See M. H. Morgan, Vitruvius: The Ten Books on Architecture (1914, repr. 1960).



Roman architect and engineer of the second half of the first century B.C.

Vitruvius is known from his work Ten Books on Architecture, the only ancient monograph on architecture that has come down to us in full. In this monograph he examines problems of urban construction, engineering and technology, and the arts and summarizes the theoretical and practical experience accumulated by the architecture of Hellenistic Greece and Rome. His ideas about the unity of the technical, functional, and aesthetic aspects of architecture and his demand for “strength, usefulness, and beauty” of structures are of great value. Nearly forgotten in the Middle Ages, Vitruvius’ treatise has been studied very carefully since the 15th century, was translated into many languages, and played an important role in the 17th and 18th centuries in the development of the canonical forms of the architectural orders.
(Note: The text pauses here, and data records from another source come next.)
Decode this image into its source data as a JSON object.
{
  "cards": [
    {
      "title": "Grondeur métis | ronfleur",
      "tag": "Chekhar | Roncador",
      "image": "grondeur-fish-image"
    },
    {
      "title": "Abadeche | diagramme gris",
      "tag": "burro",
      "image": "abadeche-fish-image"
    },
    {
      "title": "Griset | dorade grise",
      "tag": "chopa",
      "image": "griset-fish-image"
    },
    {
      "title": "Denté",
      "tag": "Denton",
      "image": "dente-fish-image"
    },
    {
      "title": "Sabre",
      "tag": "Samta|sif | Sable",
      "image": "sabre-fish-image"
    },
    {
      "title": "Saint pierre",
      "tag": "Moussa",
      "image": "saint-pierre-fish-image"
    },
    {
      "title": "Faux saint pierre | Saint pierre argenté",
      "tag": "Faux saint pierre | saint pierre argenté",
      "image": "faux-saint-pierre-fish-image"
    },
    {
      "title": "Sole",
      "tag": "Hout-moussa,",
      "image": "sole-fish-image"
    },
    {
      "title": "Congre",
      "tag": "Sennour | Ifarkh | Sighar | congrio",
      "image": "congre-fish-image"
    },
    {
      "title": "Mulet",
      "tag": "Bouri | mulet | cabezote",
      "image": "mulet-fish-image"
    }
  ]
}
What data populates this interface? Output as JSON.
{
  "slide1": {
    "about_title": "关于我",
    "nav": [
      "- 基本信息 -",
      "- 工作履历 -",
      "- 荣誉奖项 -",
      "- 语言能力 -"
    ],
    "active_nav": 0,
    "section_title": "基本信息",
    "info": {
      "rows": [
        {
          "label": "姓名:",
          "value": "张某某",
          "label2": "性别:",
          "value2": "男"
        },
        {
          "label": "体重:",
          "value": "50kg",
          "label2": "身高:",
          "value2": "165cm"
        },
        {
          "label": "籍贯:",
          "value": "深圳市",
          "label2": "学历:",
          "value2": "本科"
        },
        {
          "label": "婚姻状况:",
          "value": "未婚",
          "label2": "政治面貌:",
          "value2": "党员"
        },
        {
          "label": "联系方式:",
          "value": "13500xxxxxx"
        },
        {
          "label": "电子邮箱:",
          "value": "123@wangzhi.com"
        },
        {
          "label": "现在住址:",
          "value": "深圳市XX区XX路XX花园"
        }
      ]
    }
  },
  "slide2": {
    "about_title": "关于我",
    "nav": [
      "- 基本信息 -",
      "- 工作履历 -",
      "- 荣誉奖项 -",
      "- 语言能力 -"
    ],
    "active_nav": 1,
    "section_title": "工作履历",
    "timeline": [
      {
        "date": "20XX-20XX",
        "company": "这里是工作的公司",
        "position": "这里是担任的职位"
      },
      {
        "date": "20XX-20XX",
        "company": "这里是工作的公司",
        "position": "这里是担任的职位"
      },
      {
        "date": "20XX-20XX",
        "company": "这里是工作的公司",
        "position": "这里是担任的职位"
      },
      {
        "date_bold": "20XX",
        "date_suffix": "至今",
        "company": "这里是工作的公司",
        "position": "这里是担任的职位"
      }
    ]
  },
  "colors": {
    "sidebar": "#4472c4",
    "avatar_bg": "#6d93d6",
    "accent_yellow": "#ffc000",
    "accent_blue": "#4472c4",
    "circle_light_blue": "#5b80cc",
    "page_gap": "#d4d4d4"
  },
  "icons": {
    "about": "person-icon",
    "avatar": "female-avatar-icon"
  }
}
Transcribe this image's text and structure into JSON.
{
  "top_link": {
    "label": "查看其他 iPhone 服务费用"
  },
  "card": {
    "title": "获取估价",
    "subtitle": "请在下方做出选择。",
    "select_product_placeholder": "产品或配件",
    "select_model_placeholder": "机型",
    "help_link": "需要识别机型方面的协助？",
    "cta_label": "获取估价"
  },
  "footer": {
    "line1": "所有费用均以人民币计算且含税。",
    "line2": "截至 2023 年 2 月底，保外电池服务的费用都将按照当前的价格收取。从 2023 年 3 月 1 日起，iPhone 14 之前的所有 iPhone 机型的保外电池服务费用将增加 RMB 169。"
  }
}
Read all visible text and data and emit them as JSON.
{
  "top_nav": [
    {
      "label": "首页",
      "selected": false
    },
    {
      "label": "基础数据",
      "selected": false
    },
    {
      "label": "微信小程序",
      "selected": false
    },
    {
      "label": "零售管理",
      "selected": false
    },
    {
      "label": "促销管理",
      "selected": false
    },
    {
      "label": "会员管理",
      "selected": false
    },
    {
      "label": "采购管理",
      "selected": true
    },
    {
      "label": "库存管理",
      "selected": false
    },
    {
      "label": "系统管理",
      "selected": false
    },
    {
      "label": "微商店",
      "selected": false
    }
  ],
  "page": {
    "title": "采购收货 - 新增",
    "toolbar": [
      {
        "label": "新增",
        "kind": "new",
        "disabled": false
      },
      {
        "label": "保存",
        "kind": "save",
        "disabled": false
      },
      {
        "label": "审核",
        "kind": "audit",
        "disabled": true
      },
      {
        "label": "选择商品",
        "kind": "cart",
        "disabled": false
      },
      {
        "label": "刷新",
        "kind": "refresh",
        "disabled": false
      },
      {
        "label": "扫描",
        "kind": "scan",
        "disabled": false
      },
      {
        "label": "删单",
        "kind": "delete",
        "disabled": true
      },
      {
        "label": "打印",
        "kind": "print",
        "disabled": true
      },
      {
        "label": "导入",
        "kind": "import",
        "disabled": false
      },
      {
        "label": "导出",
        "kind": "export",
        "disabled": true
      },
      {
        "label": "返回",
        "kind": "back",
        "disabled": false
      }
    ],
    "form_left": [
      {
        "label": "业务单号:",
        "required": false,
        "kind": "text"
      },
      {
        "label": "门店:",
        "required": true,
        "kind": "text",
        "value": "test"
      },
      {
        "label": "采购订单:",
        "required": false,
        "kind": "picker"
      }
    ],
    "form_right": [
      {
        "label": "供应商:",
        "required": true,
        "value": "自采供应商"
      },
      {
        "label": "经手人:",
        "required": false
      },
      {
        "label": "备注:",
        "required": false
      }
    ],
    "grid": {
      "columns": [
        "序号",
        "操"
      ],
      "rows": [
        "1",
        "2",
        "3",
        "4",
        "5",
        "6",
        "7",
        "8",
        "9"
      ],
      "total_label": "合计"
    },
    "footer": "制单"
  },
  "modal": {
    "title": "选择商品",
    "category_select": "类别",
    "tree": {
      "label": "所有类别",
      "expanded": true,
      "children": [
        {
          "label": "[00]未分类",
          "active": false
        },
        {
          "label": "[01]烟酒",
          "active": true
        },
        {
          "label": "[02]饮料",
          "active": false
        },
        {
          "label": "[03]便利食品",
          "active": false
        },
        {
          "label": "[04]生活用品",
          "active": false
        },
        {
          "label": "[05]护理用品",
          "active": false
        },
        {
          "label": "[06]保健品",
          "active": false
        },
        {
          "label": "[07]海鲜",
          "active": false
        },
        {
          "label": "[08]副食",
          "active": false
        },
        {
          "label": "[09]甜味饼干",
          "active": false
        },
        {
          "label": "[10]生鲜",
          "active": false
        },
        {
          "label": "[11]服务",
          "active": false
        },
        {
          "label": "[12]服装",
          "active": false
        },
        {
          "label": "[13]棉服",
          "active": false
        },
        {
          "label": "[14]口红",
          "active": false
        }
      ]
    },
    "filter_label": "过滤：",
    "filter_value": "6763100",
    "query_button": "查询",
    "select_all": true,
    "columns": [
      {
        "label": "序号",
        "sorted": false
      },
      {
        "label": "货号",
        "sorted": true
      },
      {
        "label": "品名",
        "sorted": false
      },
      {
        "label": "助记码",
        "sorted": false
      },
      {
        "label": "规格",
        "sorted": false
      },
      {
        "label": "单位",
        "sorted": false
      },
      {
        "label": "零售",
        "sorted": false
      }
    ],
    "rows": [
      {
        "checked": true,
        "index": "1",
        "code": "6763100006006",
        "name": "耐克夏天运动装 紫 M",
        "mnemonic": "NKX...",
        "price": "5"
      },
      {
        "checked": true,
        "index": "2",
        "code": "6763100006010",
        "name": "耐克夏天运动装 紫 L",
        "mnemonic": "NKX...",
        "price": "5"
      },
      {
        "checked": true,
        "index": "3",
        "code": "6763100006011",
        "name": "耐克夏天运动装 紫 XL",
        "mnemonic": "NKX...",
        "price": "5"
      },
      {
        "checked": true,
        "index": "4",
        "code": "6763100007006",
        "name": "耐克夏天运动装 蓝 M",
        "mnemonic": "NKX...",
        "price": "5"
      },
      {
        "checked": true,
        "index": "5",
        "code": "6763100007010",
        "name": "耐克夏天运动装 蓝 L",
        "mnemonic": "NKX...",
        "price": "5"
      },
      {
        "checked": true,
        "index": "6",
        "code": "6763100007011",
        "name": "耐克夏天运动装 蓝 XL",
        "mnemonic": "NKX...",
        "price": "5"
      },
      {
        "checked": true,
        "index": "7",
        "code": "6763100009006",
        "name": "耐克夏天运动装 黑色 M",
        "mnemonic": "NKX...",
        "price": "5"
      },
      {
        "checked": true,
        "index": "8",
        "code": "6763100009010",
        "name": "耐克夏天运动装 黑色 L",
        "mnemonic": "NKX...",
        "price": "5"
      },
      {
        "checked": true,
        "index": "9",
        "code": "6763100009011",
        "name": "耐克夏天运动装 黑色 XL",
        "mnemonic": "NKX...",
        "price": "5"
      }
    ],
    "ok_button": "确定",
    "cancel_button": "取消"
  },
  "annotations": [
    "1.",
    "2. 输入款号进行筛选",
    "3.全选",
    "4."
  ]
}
In Russian translation:
Arkhitektura v 10 knigakh. Translated by V. Bazhenov and F. Karzhavin. St. Petersburg, 1790-97.
Desiat’ knig ob arkhitekture, vol. 1. Translated by F. A. Petrovskii. Moscow, 1936.


Mikhailov, B. P. Vitruvii i Ellada. Moscow, 1967.